Holy Trinity Church was built by Gilbert Scott in 1842, made redundant in 1974, due to falling congregations, and was offered to the Shaftesbury Scout Group.
In 1979, a small Scout-based group, the Trinity Executive was formed, lead by Dick Ripper, to convert the church to a multi-use Trinity Centre – for the Scouts, as an old people’s day care centre, and for business and other community uses.
Fund-raising was undertaken guided by a fund-raiser, Brian Picking, who was loaned by Help The Aged. Several hundred local people donated, and fund-raising events were held.
A Charitable Trust was formed, chaired by Ford Geddes, which took over in November 1980. This became legally responsible for the Trinity Centre. The Executive and the Trust were all-volunteer groups.
The building work was contracted to Williams Brothers, a local company, and supervised by Leo Williams. Trinity Centre was opened in May 1982.
The cost of the project was around £130,000, half contributed by local donors, and half by pre-payments for the facilities created.

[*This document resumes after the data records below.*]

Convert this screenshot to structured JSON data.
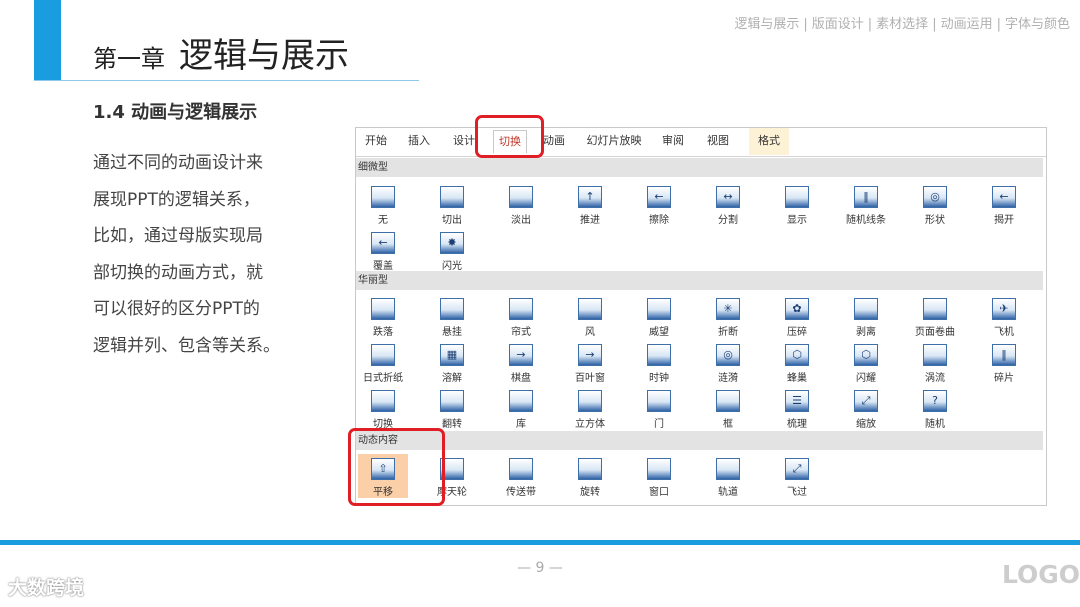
{
  "header": {
    "chapter_number": "第一章",
    "chapter_name": "逻辑与展示",
    "nav": [
      "逻辑与展示",
      "版面设计",
      "素材选择",
      "动画运用",
      "字体与颜色"
    ],
    "nav_separator": "|"
  },
  "section_title": "1.4 动画与逻辑展示",
  "body_lines": [
    "通过不同的动画设计来",
    "展现PPT的逻辑关系，",
    "比如，通过母版实现局",
    "部切换的动画方式，就",
    "可以很好的区分PPT的",
    "逻辑并列、包含等关系。"
  ],
  "ribbon": {
    "tabs": [
      "开始",
      "插入",
      "设计",
      "切换",
      "动画",
      "幻灯片放映",
      "审阅",
      "视图",
      "格式"
    ],
    "active_tab": "切换",
    "groups": [
      {
        "name": "细微型",
        "items": [
          {
            "label": "无",
            "icon": "none-icon",
            "glyph": ""
          },
          {
            "label": "切出",
            "icon": "cut-icon",
            "glyph": ""
          },
          {
            "label": "淡出",
            "icon": "fade-icon",
            "glyph": ""
          },
          {
            "label": "推进",
            "icon": "push-icon",
            "glyph": "↑"
          },
          {
            "label": "擦除",
            "icon": "wipe-icon",
            "glyph": "←"
          },
          {
            "label": "分割",
            "icon": "split-icon",
            "glyph": "↔"
          },
          {
            "label": "显示",
            "icon": "reveal-icon",
            "glyph": ""
          },
          {
            "label": "随机线条",
            "icon": "random-bars-icon",
            "glyph": "‖"
          },
          {
            "label": "形状",
            "icon": "shape-icon",
            "glyph": "◎"
          },
          {
            "label": "揭开",
            "icon": "uncover-icon",
            "glyph": "←"
          },
          {
            "label": "覆盖",
            "icon": "cover-icon",
            "glyph": "←"
          },
          {
            "label": "闪光",
            "icon": "flash-icon",
            "glyph": "✸"
          }
        ]
      },
      {
        "name": "华丽型",
        "items": [
          {
            "label": "跌落",
            "icon": "fall-over-icon",
            "glyph": ""
          },
          {
            "label": "悬挂",
            "icon": "drape-icon",
            "glyph": ""
          },
          {
            "label": "帘式",
            "icon": "curtains-icon",
            "glyph": ""
          },
          {
            "label": "风",
            "icon": "wind-icon",
            "glyph": ""
          },
          {
            "label": "威望",
            "icon": "prestige-icon",
            "glyph": ""
          },
          {
            "label": "折断",
            "icon": "fracture-icon",
            "glyph": "✳"
          },
          {
            "label": "压碎",
            "icon": "crush-icon",
            "glyph": "✿"
          },
          {
            "label": "剥离",
            "icon": "peel-off-icon",
            "glyph": ""
          },
          {
            "label": "页面卷曲",
            "icon": "page-curl-icon",
            "glyph": ""
          },
          {
            "label": "飞机",
            "icon": "airplane-icon",
            "glyph": "✈"
          },
          {
            "label": "日式折纸",
            "icon": "origami-icon",
            "glyph": ""
          },
          {
            "label": "溶解",
            "icon": "dissolve-icon",
            "glyph": "▦"
          },
          {
            "label": "棋盘",
            "icon": "checkerboard-icon",
            "glyph": "→"
          },
          {
            "label": "百叶窗",
            "icon": "blinds-icon",
            "glyph": "→"
          },
          {
            "label": "时钟",
            "icon": "clock-icon",
            "glyph": ""
          },
          {
            "label": "涟漪",
            "icon": "ripple-icon",
            "glyph": "◎"
          },
          {
            "label": "蜂巢",
            "icon": "honeycomb-icon",
            "glyph": "⬡"
          },
          {
            "label": "闪耀",
            "icon": "glitter-icon",
            "glyph": "⬡"
          },
          {
            "label": "涡流",
            "icon": "vortex-icon",
            "glyph": ""
          },
          {
            "label": "碎片",
            "icon": "shred-icon",
            "glyph": "‖"
          },
          {
            "label": "切换",
            "icon": "switch-icon",
            "glyph": ""
          },
          {
            "label": "翻转",
            "icon": "flip-icon",
            "glyph": ""
          },
          {
            "label": "库",
            "icon": "gallery-icon",
            "glyph": ""
          },
          {
            "label": "立方体",
            "icon": "cube-icon",
            "glyph": ""
          },
          {
            "label": "门",
            "icon": "doors-icon",
            "glyph": ""
          },
          {
            "label": "框",
            "icon": "box-icon",
            "glyph": ""
          },
          {
            "label": "梳理",
            "icon": "comb-icon",
            "glyph": "☰"
          },
          {
            "label": "缩放",
            "icon": "zoom-icon",
            "glyph": "⤢"
          },
          {
            "label": "随机",
            "icon": "random-icon",
            "glyph": "?"
          }
        ]
      },
      {
        "name": "动态内容",
        "items": [
          {
            "label": "平移",
            "icon": "pan-icon",
            "glyph": "⇧",
            "selected": true
          },
          {
            "label": "摩天轮",
            "icon": "ferris-wheel-icon",
            "glyph": ""
          },
          {
            "label": "传送带",
            "icon": "conveyor-icon",
            "glyph": ""
          },
          {
            "label": "旋转",
            "icon": "rotate-icon",
            "glyph": ""
          },
          {
            "label": "窗口",
            "icon": "window-icon",
            "glyph": ""
          },
          {
            "label": "轨道",
            "icon": "orbit-icon",
            "glyph": ""
          },
          {
            "label": "飞过",
            "icon": "fly-through-icon",
            "glyph": "⤢"
          }
        ]
      }
    ]
  },
  "page_number": "— 9 —",
  "logo": "LOGO",
  "watermark": "大数跨境",
  "colors": {
    "accent": "#1a9de0",
    "highlight": "#e01e25",
    "selected": "#fbcfa8"
  }
}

No support was sought or offered by central government or lottery etc.
The Trust has always operated on minimum costs with only one paid staff, and income [derived from use of the facilities created] exceeds expenditure.
Profitable operation has allowed the trust to fund many local good causes, and to accumulate financial reserves.
The Scouts continue to benefit from use of the building, on very favourable terms.
By 2012, the Trust under the leadership of Jo Churchill decided that sufficient funds had been accumulated to transform the 26-meter high tower. This now offers a viewing platform for public use that is accessed via 126 steps up a narrow spiral stone staircase, and commands an all-round view of the area.